Nitrogen discharges from sewage treatment plants are the main culprits behind severe water quality problems in Jamaica Bay. The sewage plants discharge about 40,000 pounds of nitrogen daily, causing significant damage to the ecosystem. Algae blooms, for example, make portions of the bay inhospitable to marine life and unusable for people. High nitrogen levels have also caused a rapid loss of the bay’s marshlands, which “provide not only invaluable wildlife habitat, but also shoreline erosion control and a protective flood barrier to the neighborhoods ringing the bay.”
The settlement takes concrete steps to fix these problems. Sewage treatment plants, for example, will be upgraded, significant cutting nitrogen levels by half, while also enforcing limits to pollution. The city and state will also team up with environmental groups to restore the marshlands. Water quality treatment will also take priority, with treatment results provided to environmental groups, and state officials on a consistent basis. These projects will qualify for federal funding.
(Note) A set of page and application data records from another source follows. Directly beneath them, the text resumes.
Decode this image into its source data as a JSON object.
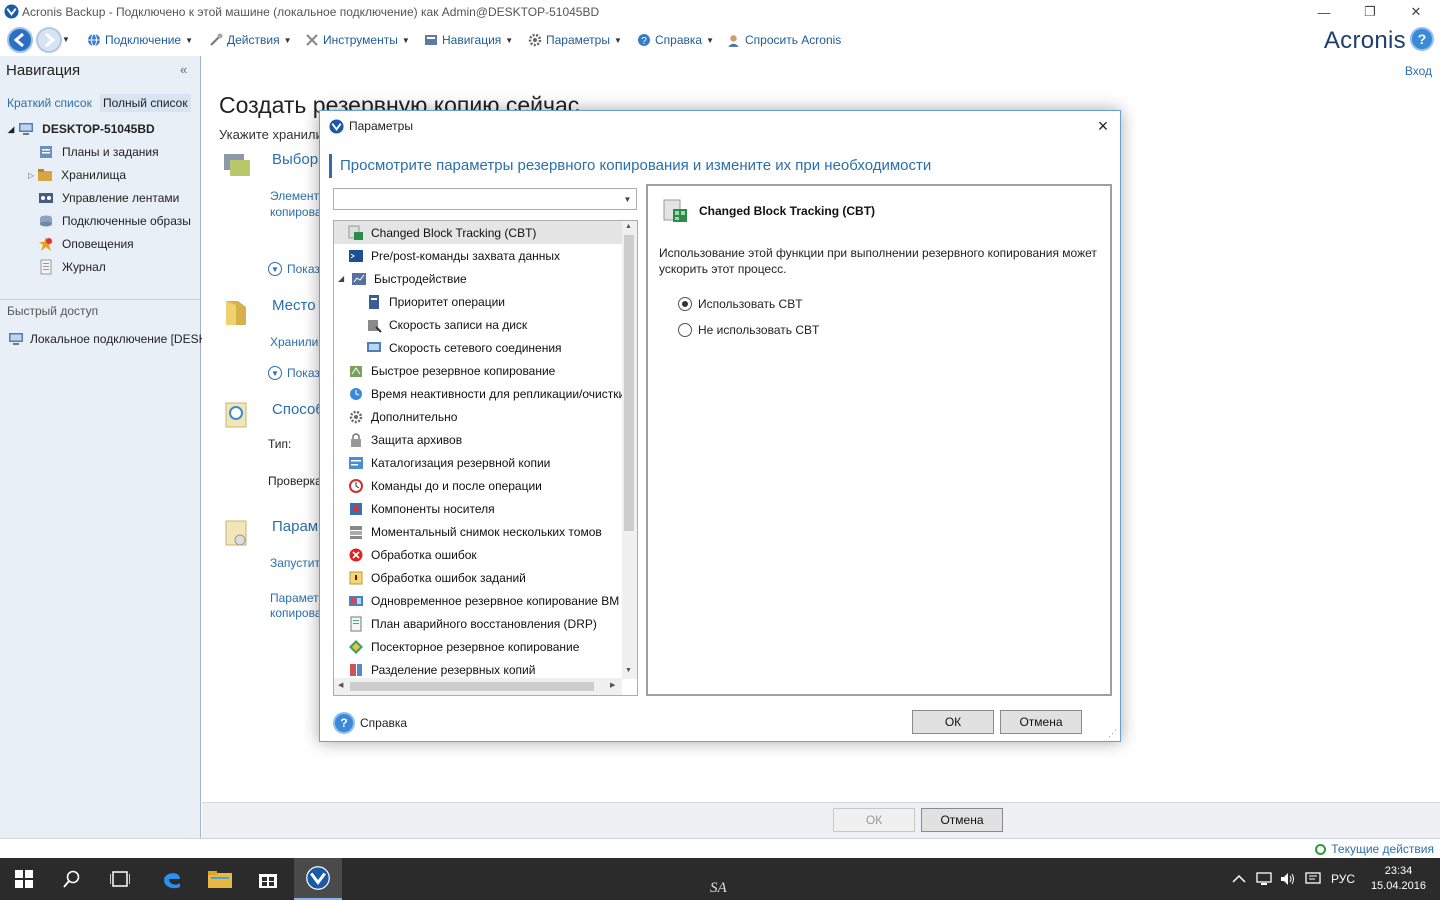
{
  "window": {
    "title": "Acronis Backup - Подключено к этой машине (локальное подключение) как Admin@DESKTOP-51045BD"
  },
  "toolbar": {
    "menus": [
      {
        "label": "Подключение",
        "icon": "globe-icon"
      },
      {
        "label": "Действия",
        "icon": "actions-icon"
      },
      {
        "label": "Инструменты",
        "icon": "tools-icon"
      },
      {
        "label": "Навигация",
        "icon": "navigation-icon"
      },
      {
        "label": "Параметры",
        "icon": "gear-icon"
      },
      {
        "label": "Справка",
        "icon": "help-icon"
      }
    ],
    "ask_label": "Спросить Acronis",
    "logo": "Acronis",
    "help_glyph": "?"
  },
  "nav": {
    "header": "Навигация",
    "collapse": "«",
    "tab_short": "Краткий список",
    "tab_full": "Полный список",
    "machine": "DESKTOP-51045BD",
    "items": [
      "Планы и задания",
      "Хранилища",
      "Управление лентами",
      "Подключенные образы",
      "Оповещения",
      "Журнал"
    ],
    "quick_access": "Быстрый доступ",
    "local_connection": "Локальное подключение [DESK"
  },
  "main": {
    "title": "Создать резервную копию сейчас",
    "subtitle": "Укажите хранили",
    "login": "Вход",
    "section_select": "Выбор",
    "link_elements_1": "Элемент",
    "link_elements_2": "копирова",
    "show_more": "Показ",
    "section_place": "Место",
    "link_storage": "Хранили",
    "section_method": "Способ",
    "label_type": "Тип:",
    "label_check": "Проверка",
    "section_params": "Парам",
    "link_run": "Запустит",
    "link_params_1": "Парамет",
    "link_params_2": "копирова",
    "ok": "ОК",
    "cancel": "Отмена"
  },
  "status": {
    "current_actions": "Текущие действия"
  },
  "dialog": {
    "title": "Параметры",
    "close": "×",
    "header": "Просмотрите параметры резервного копирования и измените их при необходимости",
    "options": [
      {
        "label": "Changed Block Tracking (CBT)",
        "indent": 0,
        "selected": true,
        "icon": "cbt-icon"
      },
      {
        "label": "Pre/post-команды захвата данных",
        "indent": 0,
        "icon": "console-icon"
      },
      {
        "label": "Быстродействие",
        "indent": 0,
        "expanded": true,
        "icon": "performance-icon"
      },
      {
        "label": "Приоритет операции",
        "indent": 1,
        "icon": "priority-icon"
      },
      {
        "label": "Скорость записи на диск",
        "indent": 1,
        "icon": "disk-speed-icon"
      },
      {
        "label": "Скорость сетевого соединения",
        "indent": 1,
        "icon": "network-speed-icon"
      },
      {
        "label": "Быстрое резервное копирование",
        "indent": 0,
        "icon": "fast-backup-icon"
      },
      {
        "label": "Время неактивности для репликации/очистки",
        "indent": 0,
        "icon": "inactivity-time-icon"
      },
      {
        "label": "Дополнительно",
        "indent": 0,
        "icon": "additional-gear-icon"
      },
      {
        "label": "Защита архивов",
        "indent": 0,
        "icon": "lock-icon"
      },
      {
        "label": "Каталогизация резервной копии",
        "indent": 0,
        "icon": "catalog-icon"
      },
      {
        "label": "Команды до и после операции",
        "indent": 0,
        "icon": "commands-icon"
      },
      {
        "label": "Компоненты носителя",
        "indent": 0,
        "icon": "media-components-icon"
      },
      {
        "label": "Моментальный снимок нескольких томов",
        "indent": 0,
        "icon": "snapshot-icon"
      },
      {
        "label": "Обработка ошибок",
        "indent": 0,
        "icon": "error-icon"
      },
      {
        "label": "Обработка ошибок заданий",
        "indent": 0,
        "icon": "task-error-icon"
      },
      {
        "label": "Одновременное резервное копирование ВМ",
        "indent": 0,
        "icon": "vm-icon"
      },
      {
        "label": "План аварийного восстановления (DRP)",
        "indent": 0,
        "icon": "drp-icon"
      },
      {
        "label": "Посекторное резервное копирование",
        "indent": 0,
        "icon": "sector-icon"
      },
      {
        "label": "Разделение резервных копий",
        "indent": 0,
        "icon": "split-icon"
      }
    ],
    "panel_title": "Changed Block Tracking (CBT)",
    "panel_desc": "Использование этой функции при выполнении резервного копирования может ускорить этот процесс.",
    "radio_use": "Использовать CBT",
    "radio_nouse": "Не использовать CBT",
    "radio_selected": "use",
    "help": "Справка",
    "ok": "ОК",
    "cancel": "Отмена"
  },
  "taskbar": {
    "watermark": "SA",
    "lang": "РУС",
    "time": "23:34",
    "date": "15.04.2016"
  }
}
Jamaica Bay is a gem in the city, largely ignored until now. It is the city’s important wildlife refuge, used by New Yorkers for everything from bird watching and horse riding to a serene escape from the chaos of the city. Others have even dubbed it sacred, even making Jamaica Bay a place of worship. Whatever the case may be, it’s good to see the city, state, and local activists working together to preserve it.